Jhon is a part the Huston Racing Club, and he is on the electrical team.

or

Jhon is a part the Huston Racing Club, and he is on the Electrical Team.

I find this confusing because it's a team within a team. Is "electrical team" just considered a common noun? I think it shouldn't be capitalized but I don't know.

  • If it has a name, capitalize the name. If it is just a generic term, don't. For example: "The wrecking crew will tear down the building tomorrow" and "The Wrecking Crew, a top-ranked trivia team, will play the Beer Guzzlers tomorrow night at Barney's Lounge, where there will be plenty of beer guzzlers not involved in the contest." – Robusto Dec 31 '17 at 0:15
4

Things get capitalised when they are proper nouns (or proper names). Now, when something clears that bar is a local concern for an organisation. The general concept of an executive committee for a club or society would not require it to be capitalised, but within a given club they might choose to refer to their executive committee as the Executive Committee.

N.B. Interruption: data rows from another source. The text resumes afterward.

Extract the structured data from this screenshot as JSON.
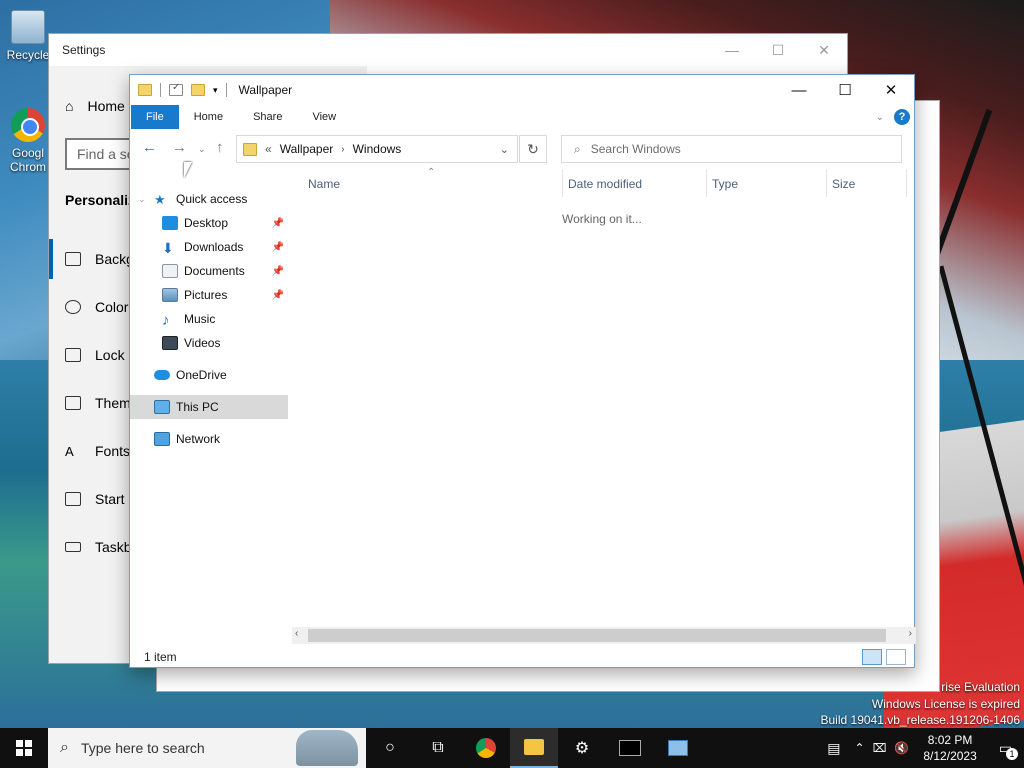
{
  "desktop": {
    "icons": [
      {
        "label": "Recycle",
        "icon": "recycle-bin-icon"
      },
      {
        "label": "Googl Chrom",
        "icon": "chrome-icon"
      }
    ],
    "watermark": {
      "line1": "rise Evaluation",
      "line2": "Windows License is expired",
      "line3": "Build 19041.vb_release.191206-1406"
    }
  },
  "settings": {
    "title": "Settings",
    "home": "Home",
    "search_placeholder": "Find a se",
    "section": "Personaliz",
    "nav": [
      "Backg",
      "Color",
      "Lock s",
      "Them",
      "Fonts",
      "Start",
      "Taskb"
    ]
  },
  "explorer": {
    "title": "Wallpaper",
    "ribbon_tabs": [
      "File",
      "Home",
      "Share",
      "View"
    ],
    "address": {
      "overflow": "«",
      "crumbs": [
        "Wallpaper",
        "Windows"
      ]
    },
    "search_placeholder": "Search Windows",
    "nav_pane": {
      "quick_access": "Quick access",
      "items": [
        "Desktop",
        "Downloads",
        "Documents",
        "Pictures",
        "Music",
        "Videos"
      ],
      "onedrive": "OneDrive",
      "this_pc": "This PC",
      "network": "Network"
    },
    "columns": [
      "Name",
      "Date modified",
      "Type",
      "Size"
    ],
    "status_message": "Working on it...",
    "status_bar": "1 item"
  },
  "taskbar": {
    "search_placeholder": "Type here to search",
    "time": "8:02 PM",
    "date": "8/12/2023",
    "notification_count": "1"
  }
}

A department of a large organisation might be capitalised within the organisation, but the idea of a science department isn't. Or the organisation might not treat department names as proper nouns.

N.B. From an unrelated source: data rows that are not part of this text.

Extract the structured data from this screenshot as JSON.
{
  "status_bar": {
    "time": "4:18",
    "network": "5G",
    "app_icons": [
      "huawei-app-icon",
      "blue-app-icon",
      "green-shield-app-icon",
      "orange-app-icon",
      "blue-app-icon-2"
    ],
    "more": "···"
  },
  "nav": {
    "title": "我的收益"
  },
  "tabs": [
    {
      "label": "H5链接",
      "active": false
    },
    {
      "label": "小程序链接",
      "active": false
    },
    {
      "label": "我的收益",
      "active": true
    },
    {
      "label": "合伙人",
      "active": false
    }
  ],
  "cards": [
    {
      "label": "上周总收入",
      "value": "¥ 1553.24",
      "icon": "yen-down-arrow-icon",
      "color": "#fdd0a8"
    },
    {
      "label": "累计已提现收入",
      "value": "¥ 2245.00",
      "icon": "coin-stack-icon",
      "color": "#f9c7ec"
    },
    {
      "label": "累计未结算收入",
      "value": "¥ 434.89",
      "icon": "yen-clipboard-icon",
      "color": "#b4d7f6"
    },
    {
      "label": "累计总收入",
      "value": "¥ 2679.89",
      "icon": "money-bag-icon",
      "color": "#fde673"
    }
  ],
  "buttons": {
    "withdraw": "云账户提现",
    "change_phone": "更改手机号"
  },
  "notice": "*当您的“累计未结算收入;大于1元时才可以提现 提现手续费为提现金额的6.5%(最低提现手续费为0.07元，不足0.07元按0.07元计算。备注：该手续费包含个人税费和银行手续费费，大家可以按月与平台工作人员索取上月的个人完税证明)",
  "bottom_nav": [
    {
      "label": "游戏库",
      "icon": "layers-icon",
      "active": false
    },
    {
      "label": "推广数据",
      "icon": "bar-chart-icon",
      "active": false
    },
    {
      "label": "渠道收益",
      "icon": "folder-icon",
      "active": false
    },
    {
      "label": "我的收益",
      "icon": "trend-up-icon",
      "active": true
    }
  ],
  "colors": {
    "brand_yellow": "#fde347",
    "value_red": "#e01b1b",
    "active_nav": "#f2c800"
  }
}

A team within a team might be capitalised, that's up to the organisation involved. they might even capitalise the designation of the team-within-a-team without the word team, maing it "he is on the Electrical team". I would say the default is not to capitalise such things, because it is simply a description - the team that deals with the electrics. However, depending on organisational preferences, such units might be capitalised.

Your Answer

By clicking “Post Your Answer”, you agree to our terms of service, privacy policy and cookie policy

Not the answer you're looking for? Browse other questions tagged or ask your own question.